> _WHAT IS BEING ASKED_
The lines to copy are those in the records below that hold the word "action".

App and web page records
== Segment start ==

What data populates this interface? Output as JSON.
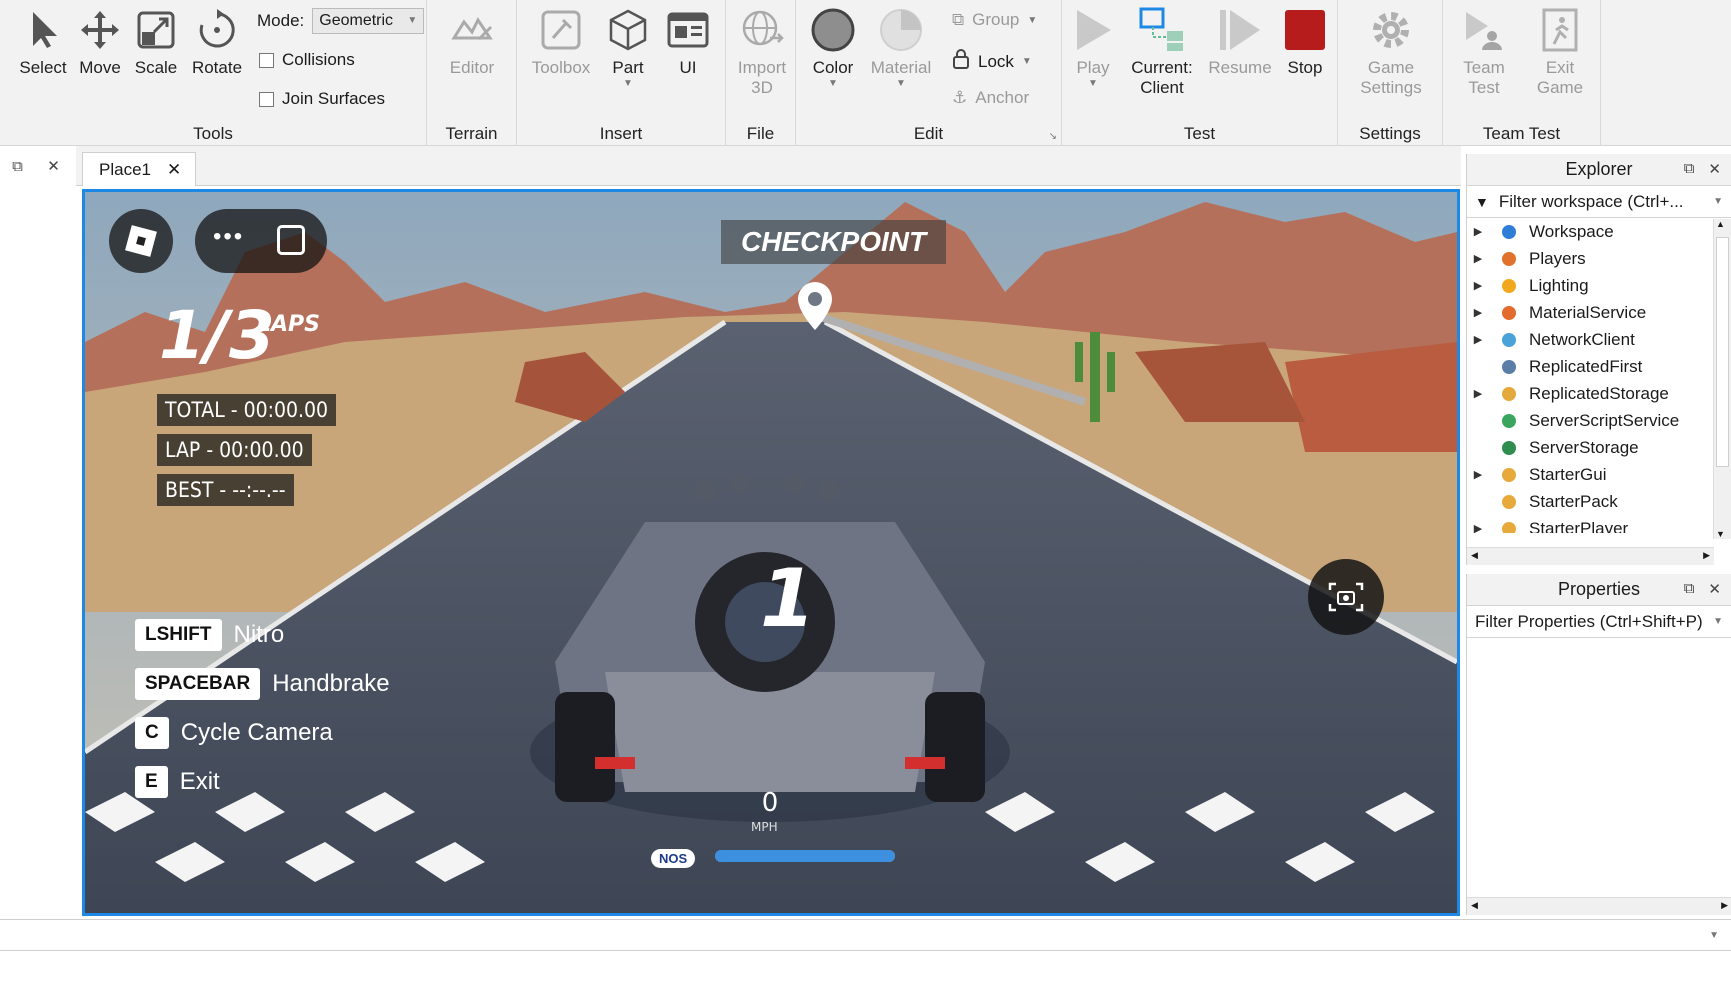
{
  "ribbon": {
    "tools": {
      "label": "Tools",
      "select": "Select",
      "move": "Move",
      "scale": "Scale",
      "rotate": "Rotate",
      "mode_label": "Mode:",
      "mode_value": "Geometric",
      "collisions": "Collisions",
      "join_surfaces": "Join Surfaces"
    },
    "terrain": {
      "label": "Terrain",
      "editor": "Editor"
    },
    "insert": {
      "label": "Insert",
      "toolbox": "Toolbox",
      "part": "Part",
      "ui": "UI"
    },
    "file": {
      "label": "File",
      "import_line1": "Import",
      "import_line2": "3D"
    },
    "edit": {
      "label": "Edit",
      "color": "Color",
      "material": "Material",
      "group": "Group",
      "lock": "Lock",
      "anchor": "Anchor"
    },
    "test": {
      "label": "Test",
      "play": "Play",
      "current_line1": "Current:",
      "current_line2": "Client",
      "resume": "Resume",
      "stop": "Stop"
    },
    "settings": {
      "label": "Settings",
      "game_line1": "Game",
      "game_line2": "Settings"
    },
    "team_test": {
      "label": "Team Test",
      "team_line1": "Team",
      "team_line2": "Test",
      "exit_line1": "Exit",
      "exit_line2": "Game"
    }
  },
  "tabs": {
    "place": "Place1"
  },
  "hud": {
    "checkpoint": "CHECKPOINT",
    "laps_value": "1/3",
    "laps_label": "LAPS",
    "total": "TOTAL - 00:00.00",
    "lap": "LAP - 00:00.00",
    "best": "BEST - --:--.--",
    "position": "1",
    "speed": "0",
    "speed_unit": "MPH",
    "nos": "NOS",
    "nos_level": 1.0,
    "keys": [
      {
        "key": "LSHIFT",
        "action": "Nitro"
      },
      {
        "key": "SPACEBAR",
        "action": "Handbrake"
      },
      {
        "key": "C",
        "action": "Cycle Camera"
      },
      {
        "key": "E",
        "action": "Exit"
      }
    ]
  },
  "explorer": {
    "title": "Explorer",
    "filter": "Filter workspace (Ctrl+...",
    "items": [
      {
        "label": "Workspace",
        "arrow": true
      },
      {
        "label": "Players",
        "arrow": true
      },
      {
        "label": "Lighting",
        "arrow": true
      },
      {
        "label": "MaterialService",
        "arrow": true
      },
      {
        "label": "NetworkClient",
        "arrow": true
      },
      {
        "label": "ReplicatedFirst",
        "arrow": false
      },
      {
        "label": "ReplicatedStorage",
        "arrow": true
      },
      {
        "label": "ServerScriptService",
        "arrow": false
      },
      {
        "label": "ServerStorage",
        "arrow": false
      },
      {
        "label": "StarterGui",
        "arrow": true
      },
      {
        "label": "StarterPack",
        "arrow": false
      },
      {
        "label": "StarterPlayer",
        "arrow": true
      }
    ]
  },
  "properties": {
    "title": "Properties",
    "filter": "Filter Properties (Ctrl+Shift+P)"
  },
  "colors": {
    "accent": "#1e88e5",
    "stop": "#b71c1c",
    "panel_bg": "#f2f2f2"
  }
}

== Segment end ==

> _ANSWER SPACE_
        "action": "Nitro"
        "action": "Handbrake"
        "action": "Cycle Camera"
        "action": "Exit"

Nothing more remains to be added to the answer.